Susan Cheever, author of the recent E.E. Cummings biography, writes about her experience researching and visiting the site of Cummings’s parents’s car crash. From The New York Times: As Edward and Rebecca Cummings passed the town of Center Ossipee, N.H., in their new 1926 Franklin sedan, it began to snow. They left their home in [...]

Spicer Says: Help Fund (& Go See!) the Theatrical Premiere of ‘Billy the Kid’

Poetry News

A handful of our favorite New York theater artists are bringing Jack Spicer’s poem “Billy the Kid” to life! It will premiere in July at Mount Tremper Arts Summer Festival of Contemporary Art and Performance. Created by Brendan Connelly, Brooke O’Harra, and Lisa D’Amour, and featuring songs by Brendan Connelly, performed by Connelly and (also-poet) [...]

For the Both of Us

Featured Blogger

I would never have become the poet I am if I hadn’t known, in my twenties, a young woman named Rachel Sherwood. I was six months older than she was, but like many important relationships in my life, especially early on, she was someone I looked up to: she was more experienced and confident than [...]

Pauline Kael’s House with Murals by Jess For Sale

Poetry News

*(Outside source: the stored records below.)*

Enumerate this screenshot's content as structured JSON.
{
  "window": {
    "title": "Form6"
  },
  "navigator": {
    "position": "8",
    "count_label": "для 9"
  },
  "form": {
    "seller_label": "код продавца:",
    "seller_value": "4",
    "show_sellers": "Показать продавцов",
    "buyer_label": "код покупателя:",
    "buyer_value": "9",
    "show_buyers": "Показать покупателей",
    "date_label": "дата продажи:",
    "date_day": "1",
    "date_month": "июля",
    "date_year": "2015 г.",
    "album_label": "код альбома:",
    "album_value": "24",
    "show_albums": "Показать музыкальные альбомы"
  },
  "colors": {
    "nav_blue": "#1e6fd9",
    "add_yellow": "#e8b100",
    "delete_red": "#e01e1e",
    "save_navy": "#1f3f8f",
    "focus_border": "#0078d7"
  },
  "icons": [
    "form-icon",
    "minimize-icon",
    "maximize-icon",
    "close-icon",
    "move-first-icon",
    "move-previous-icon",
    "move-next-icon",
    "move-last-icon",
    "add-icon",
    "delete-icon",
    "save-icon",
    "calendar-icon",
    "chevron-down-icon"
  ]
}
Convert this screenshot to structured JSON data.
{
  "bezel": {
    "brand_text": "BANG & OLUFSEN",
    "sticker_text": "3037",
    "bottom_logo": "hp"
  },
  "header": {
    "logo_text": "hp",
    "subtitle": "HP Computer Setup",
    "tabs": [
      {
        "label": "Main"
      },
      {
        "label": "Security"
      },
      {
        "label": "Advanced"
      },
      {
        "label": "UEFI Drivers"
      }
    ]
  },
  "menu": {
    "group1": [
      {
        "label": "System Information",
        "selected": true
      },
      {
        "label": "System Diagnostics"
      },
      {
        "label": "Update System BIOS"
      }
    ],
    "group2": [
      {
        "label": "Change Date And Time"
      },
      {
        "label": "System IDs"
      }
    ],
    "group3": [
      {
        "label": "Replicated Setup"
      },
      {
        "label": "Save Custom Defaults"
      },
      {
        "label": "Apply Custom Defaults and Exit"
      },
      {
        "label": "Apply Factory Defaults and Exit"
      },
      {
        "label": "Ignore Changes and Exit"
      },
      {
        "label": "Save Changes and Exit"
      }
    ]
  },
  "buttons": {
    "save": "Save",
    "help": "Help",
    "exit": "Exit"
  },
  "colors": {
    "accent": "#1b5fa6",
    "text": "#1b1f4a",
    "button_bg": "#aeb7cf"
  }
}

Last week we reported on this steal of a house—Wallace Stevens’s Connecticut homestead. If the east coast isn’t your bag, you may want to consider purchasing film critic Pauline Kael’s home, which includes a number of murals by the artist, and partner to Robert Duncan, Jess. Dave Weinstein at the Eichler Network writes: From the [...]

Nick Sturm on Myles & Waldman’s <em>Polar Ode</em>, Sexuality in 1970s Poetry

Poetry News

Poet Nick Sturm wrote about an oldie on I Said OK Wow; and by oldie we mean polar oldie (oof, long year) or rather, Polar Ode, written collaboratively by Eileen Myles and Anne Waldman in 1979 and published by Dead Duke Books. “I was surprised to have not heard about it before since there were [...]